Work to complete
With the images left out, print all of the records below exactly.

(Collected data)
━━━━━━━━━━━━━━━━━━━━━━━━━━━━━━
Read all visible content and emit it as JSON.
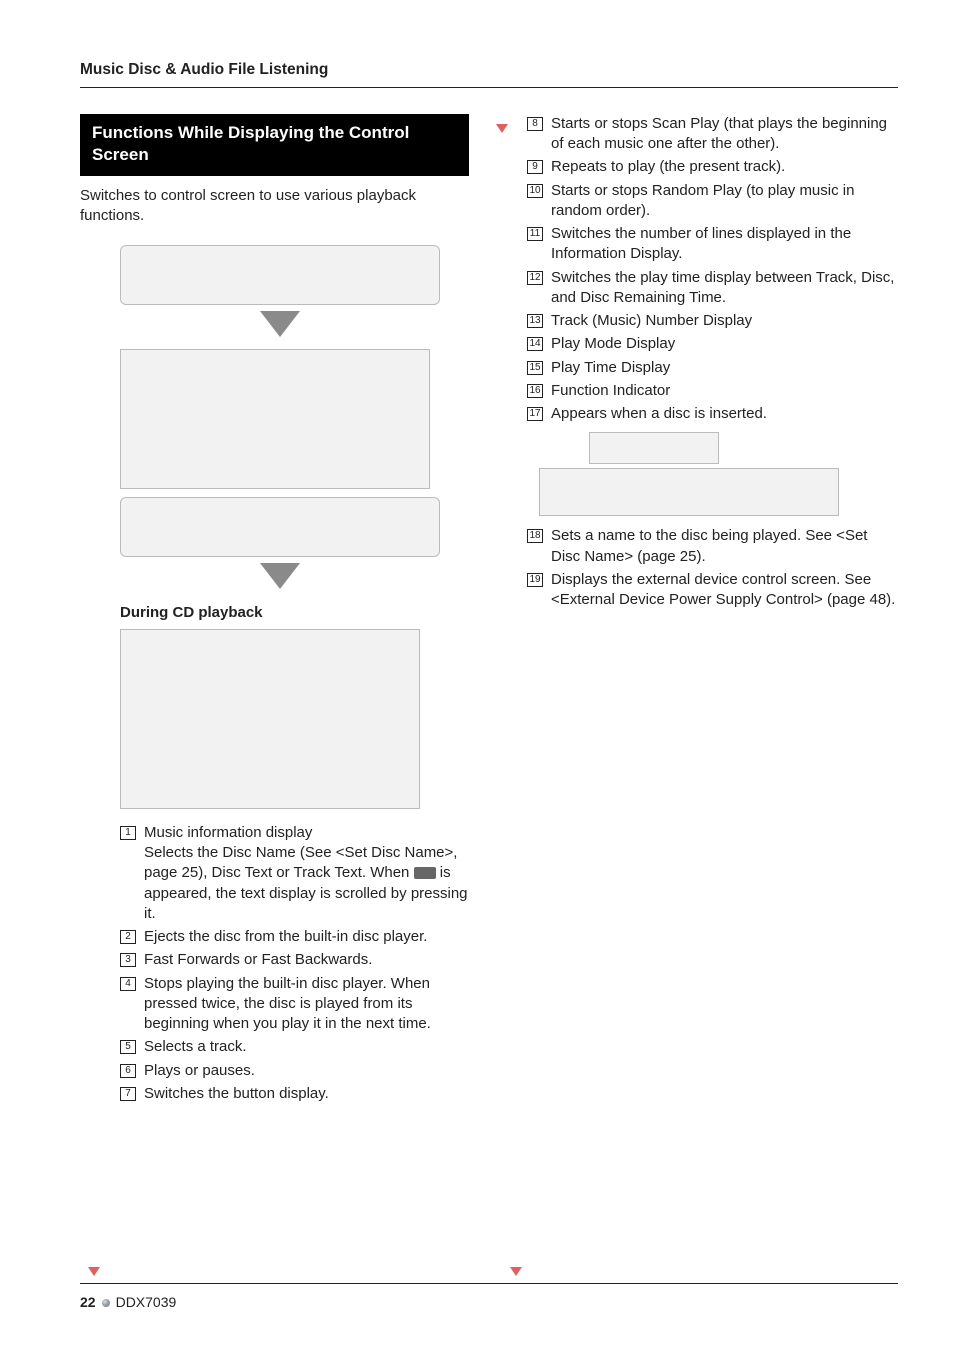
{
  "header": {
    "section_title": "Music Disc & Audio File Listening"
  },
  "left": {
    "box_title": "Functions While Displaying the Control Screen",
    "intro": "Switches to control screen to use various playback functions.",
    "sub_heading": "During CD playback",
    "items": [
      {
        "n": "1",
        "text_a": "Music information display",
        "text_b": "Selects the Disc Name (See <Set Disc Name>, page 25), Disc Text or Track Text. When ",
        "text_c": " is appeared, the text display is scrolled by pressing it."
      },
      {
        "n": "2",
        "text": "Ejects the disc from the built-in disc player."
      },
      {
        "n": "3",
        "text": "Fast Forwards or Fast Backwards."
      },
      {
        "n": "4",
        "text": "Stops playing the built-in disc player. When pressed twice, the disc is played from its beginning when you play it in the next time."
      },
      {
        "n": "5",
        "text": "Selects a track."
      },
      {
        "n": "6",
        "text": "Plays or pauses."
      },
      {
        "n": "7",
        "text": "Switches the button display."
      }
    ]
  },
  "right": {
    "items_a": [
      {
        "n": "8",
        "text": "Starts or stops Scan Play (that plays the beginning of each music one after the other)."
      },
      {
        "n": "9",
        "text": "Repeats to play (the present track)."
      },
      {
        "n": "10",
        "text": "Starts or stops Random Play (to play music in random order)."
      },
      {
        "n": "11",
        "text": "Switches the number of lines displayed in the Information Display."
      },
      {
        "n": "12",
        "text": "Switches the play time display between Track, Disc, and Disc Remaining Time."
      },
      {
        "n": "13",
        "text": "Track (Music) Number Display"
      },
      {
        "n": "14",
        "text": "Play Mode Display"
      },
      {
        "n": "15",
        "text": "Play Time Display"
      },
      {
        "n": "16",
        "text": "Function Indicator"
      },
      {
        "n": "17",
        "text": "Appears when a disc is inserted."
      }
    ],
    "items_b": [
      {
        "n": "18",
        "text": "Sets a name to the disc being played. See <Set Disc Name> (page 25)."
      },
      {
        "n": "19",
        "text": "Displays the external device control screen. See <External Device Power Supply Control> (page 48)."
      }
    ]
  },
  "footer": {
    "page": "22",
    "model": "DDX7039"
  }
}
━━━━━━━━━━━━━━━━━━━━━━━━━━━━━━
Output
Read all visible content and emit it as JSON.
{
  "header": {
    "section_title": "Music Disc & Audio File Listening"
  },
  "left": {
    "box_title": "Functions While Displaying the Control Screen",
    "intro": "Switches to control screen to use various playback functions.",
    "sub_heading": "During CD playback",
    "items": [
      {
        "n": "1",
        "text_a": "Music information display",
        "text_b": "Selects the Disc Name (See <Set Disc Name>, page 25), Disc Text or Track Text. When ",
        "text_c": " is appeared, the text display is scrolled by pressing it."
      },
      {
        "n": "2",
        "text": "Ejects the disc from the built-in disc player."
      },
      {
        "n": "3",
        "text": "Fast Forwards or Fast Backwards."
      },
      {
        "n": "4",
        "text": "Stops playing the built-in disc player. When pressed twice, the disc is played from its beginning when you play it in the next time."
      },
      {
        "n": "5",
        "text": "Selects a track."
      },
      {
        "n": "6",
        "text": "Plays or pauses."
      },
      {
        "n": "7",
        "text": "Switches the button display."
      }
    ]
  },
  "right": {
    "items_a": [
      {
        "n": "8",
        "text": "Starts or stops Scan Play (that plays the beginning of each music one after the other)."
      },
      {
        "n": "9",
        "text": "Repeats to play (the present track)."
      },
      {
        "n": "10",
        "text": "Starts or stops Random Play (to play music in random order)."
      },
      {
        "n": "11",
        "text": "Switches the number of lines displayed in the Information Display."
      },
      {
        "n": "12",
        "text": "Switches the play time display between Track, Disc, and Disc Remaining Time."
      },
      {
        "n": "13",
        "text": "Track (Music) Number Display"
      },
      {
        "n": "14",
        "text": "Play Mode Display"
      },
      {
        "n": "15",
        "text": "Play Time Display"
      },
      {
        "n": "16",
        "text": "Function Indicator"
      },
      {
        "n": "17",
        "text": "Appears when a disc is inserted."
      }
    ],
    "items_b": [
      {
        "n": "18",
        "text": "Sets a name to the disc being played. See <Set Disc Name> (page 25)."
      },
      {
        "n": "19",
        "text": "Displays the external device control screen. See <External Device Power Supply Control> (page 48)."
      }
    ]
  },
  "footer": {
    "page": "22",
    "model": "DDX7039"
  }
}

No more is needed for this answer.